Content starts
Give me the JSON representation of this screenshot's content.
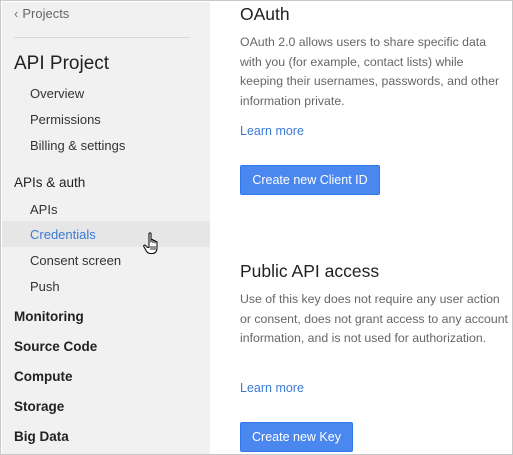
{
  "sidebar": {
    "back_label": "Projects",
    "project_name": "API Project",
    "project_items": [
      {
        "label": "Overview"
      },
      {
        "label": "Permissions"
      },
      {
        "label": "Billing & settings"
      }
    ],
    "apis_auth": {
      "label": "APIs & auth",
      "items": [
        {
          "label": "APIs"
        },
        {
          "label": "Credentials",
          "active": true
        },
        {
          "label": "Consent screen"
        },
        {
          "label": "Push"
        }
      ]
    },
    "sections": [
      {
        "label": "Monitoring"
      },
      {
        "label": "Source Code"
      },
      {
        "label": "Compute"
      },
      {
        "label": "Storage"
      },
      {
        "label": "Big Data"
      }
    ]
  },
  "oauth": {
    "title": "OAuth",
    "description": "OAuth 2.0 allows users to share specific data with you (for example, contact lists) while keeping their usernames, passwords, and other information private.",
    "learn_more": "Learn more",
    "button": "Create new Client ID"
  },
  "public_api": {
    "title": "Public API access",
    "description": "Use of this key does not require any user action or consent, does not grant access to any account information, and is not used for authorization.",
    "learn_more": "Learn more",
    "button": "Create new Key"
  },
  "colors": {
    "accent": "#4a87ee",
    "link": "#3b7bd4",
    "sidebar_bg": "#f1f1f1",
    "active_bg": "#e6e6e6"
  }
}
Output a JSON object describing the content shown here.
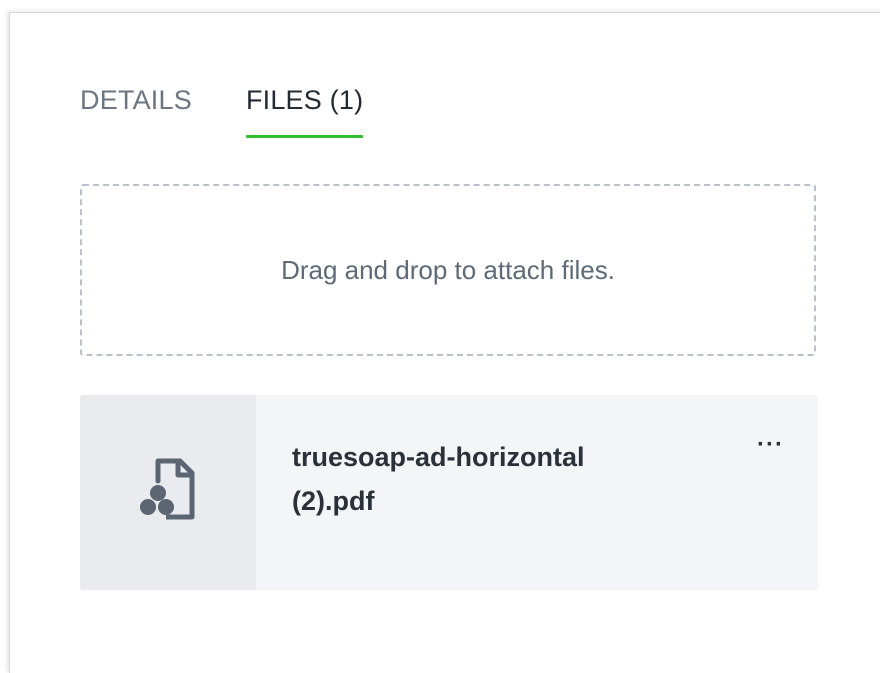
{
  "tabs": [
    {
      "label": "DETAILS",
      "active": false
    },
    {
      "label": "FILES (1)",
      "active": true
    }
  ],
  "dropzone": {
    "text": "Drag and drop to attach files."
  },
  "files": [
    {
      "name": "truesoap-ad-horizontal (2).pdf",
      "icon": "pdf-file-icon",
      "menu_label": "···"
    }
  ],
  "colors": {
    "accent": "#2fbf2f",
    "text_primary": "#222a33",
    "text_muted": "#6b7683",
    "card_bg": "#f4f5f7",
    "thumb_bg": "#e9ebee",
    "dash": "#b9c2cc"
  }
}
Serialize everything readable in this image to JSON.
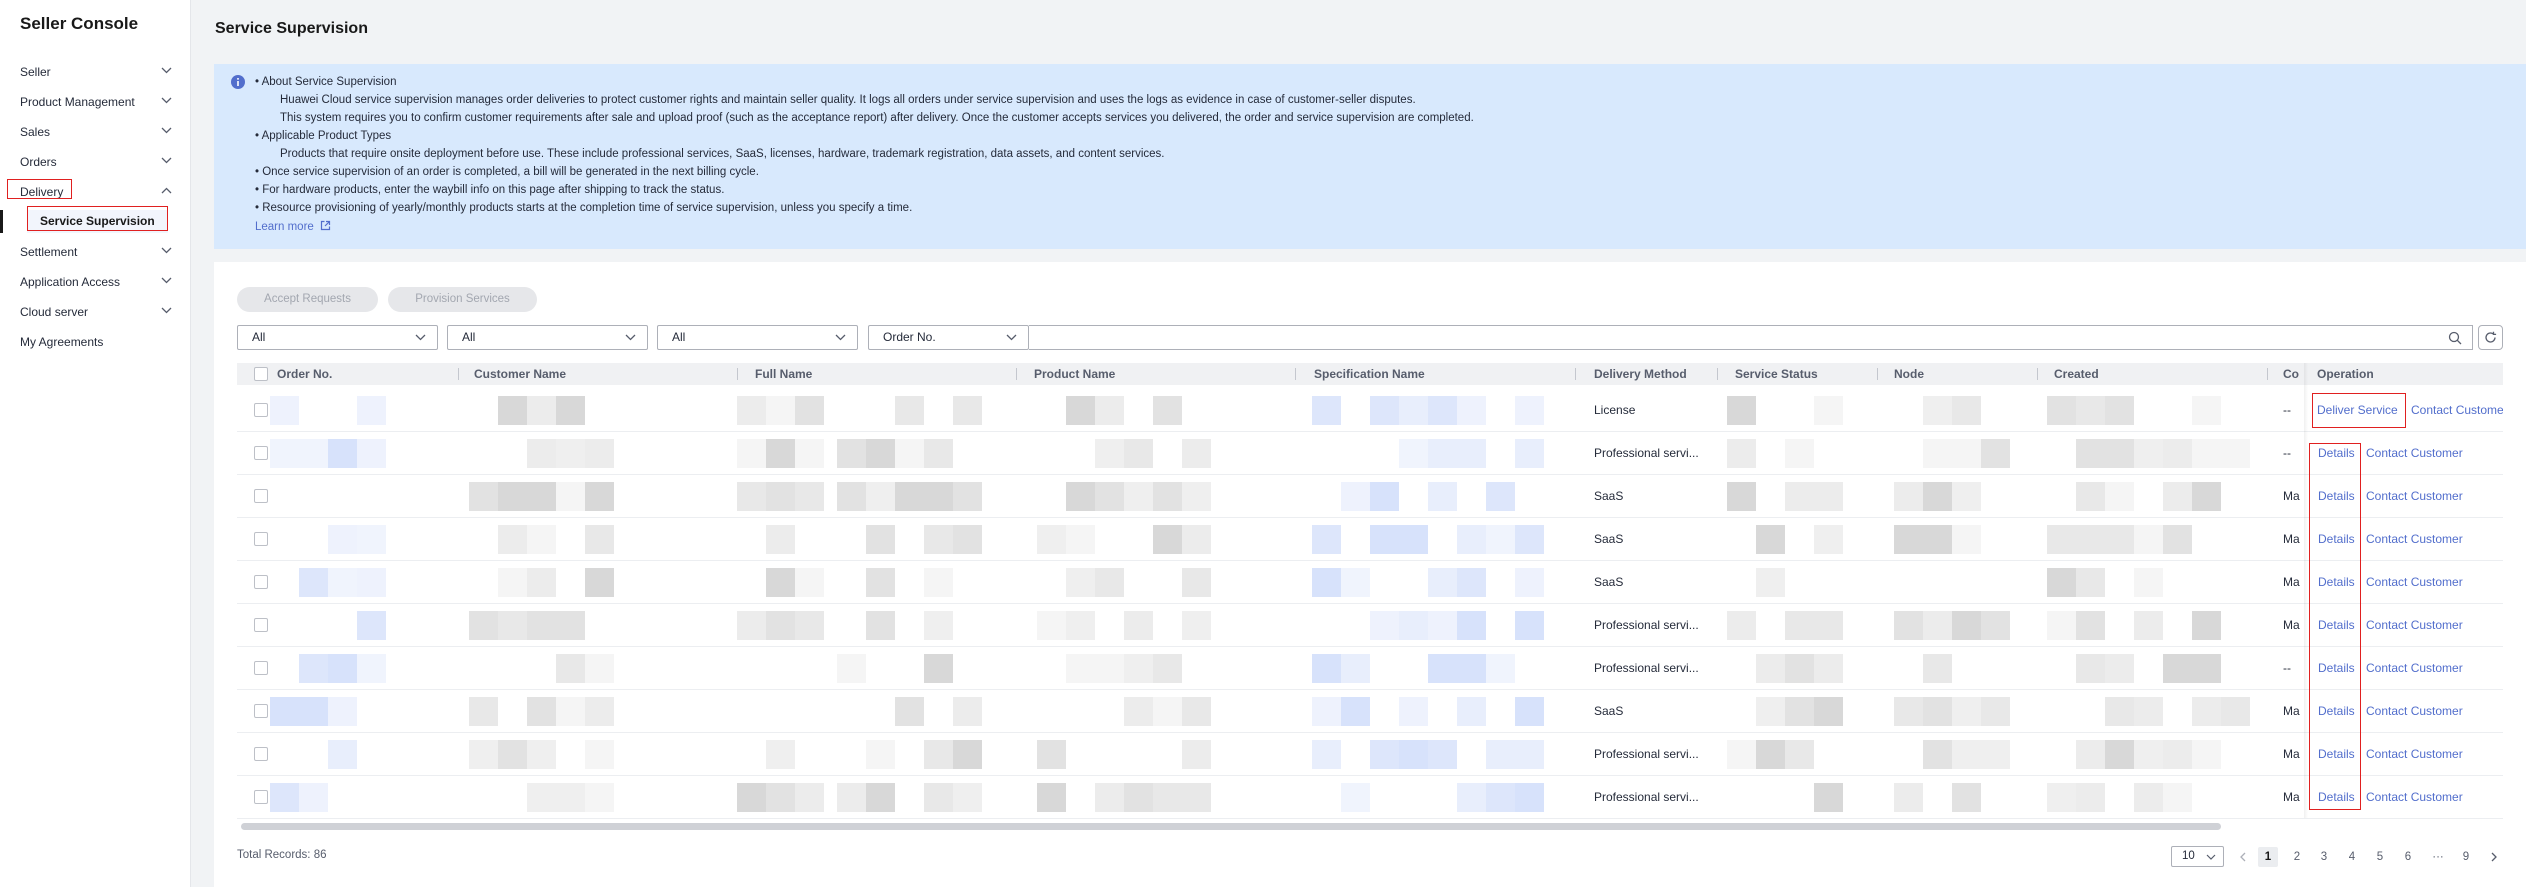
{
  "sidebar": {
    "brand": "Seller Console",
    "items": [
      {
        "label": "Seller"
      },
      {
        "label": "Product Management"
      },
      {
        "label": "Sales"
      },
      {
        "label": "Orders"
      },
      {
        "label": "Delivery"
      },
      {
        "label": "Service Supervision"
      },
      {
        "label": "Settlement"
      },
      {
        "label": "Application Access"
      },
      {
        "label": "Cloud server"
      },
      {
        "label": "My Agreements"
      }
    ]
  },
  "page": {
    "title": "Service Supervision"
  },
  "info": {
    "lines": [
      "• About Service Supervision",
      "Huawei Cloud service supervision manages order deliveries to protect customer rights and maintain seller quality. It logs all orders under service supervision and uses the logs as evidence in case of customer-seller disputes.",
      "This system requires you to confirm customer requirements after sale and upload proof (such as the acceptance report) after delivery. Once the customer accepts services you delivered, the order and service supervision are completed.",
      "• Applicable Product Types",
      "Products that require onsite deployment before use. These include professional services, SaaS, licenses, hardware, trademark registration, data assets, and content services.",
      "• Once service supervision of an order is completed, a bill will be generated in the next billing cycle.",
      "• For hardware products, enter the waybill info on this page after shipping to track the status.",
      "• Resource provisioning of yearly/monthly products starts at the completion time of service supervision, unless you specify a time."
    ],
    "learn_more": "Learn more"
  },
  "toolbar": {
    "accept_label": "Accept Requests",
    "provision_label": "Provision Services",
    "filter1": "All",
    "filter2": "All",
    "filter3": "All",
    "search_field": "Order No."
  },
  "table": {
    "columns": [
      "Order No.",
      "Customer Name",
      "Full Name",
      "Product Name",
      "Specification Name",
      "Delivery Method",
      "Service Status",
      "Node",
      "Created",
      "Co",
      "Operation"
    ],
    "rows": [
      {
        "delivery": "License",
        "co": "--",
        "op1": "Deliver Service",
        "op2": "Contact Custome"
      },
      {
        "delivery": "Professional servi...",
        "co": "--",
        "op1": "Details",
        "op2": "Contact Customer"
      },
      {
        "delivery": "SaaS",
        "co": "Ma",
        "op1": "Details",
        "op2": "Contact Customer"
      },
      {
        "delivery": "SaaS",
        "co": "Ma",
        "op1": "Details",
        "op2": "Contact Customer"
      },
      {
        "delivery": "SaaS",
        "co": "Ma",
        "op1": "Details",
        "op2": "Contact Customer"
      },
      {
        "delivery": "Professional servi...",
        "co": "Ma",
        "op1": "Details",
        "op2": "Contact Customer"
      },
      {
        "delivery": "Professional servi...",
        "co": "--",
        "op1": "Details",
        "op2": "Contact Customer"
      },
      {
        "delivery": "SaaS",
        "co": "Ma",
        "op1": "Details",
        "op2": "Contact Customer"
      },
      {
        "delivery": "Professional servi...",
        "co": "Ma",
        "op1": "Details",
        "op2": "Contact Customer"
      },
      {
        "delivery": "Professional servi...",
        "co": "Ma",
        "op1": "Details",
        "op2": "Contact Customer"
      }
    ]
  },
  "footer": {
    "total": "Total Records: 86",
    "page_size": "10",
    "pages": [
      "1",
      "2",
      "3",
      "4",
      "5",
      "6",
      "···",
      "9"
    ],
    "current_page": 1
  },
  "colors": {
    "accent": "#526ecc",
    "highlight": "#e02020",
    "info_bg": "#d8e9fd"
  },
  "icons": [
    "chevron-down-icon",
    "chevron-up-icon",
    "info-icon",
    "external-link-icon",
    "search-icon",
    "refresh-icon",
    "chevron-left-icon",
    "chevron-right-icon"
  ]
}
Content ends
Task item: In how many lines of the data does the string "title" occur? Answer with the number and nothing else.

Answer for this exercise: 3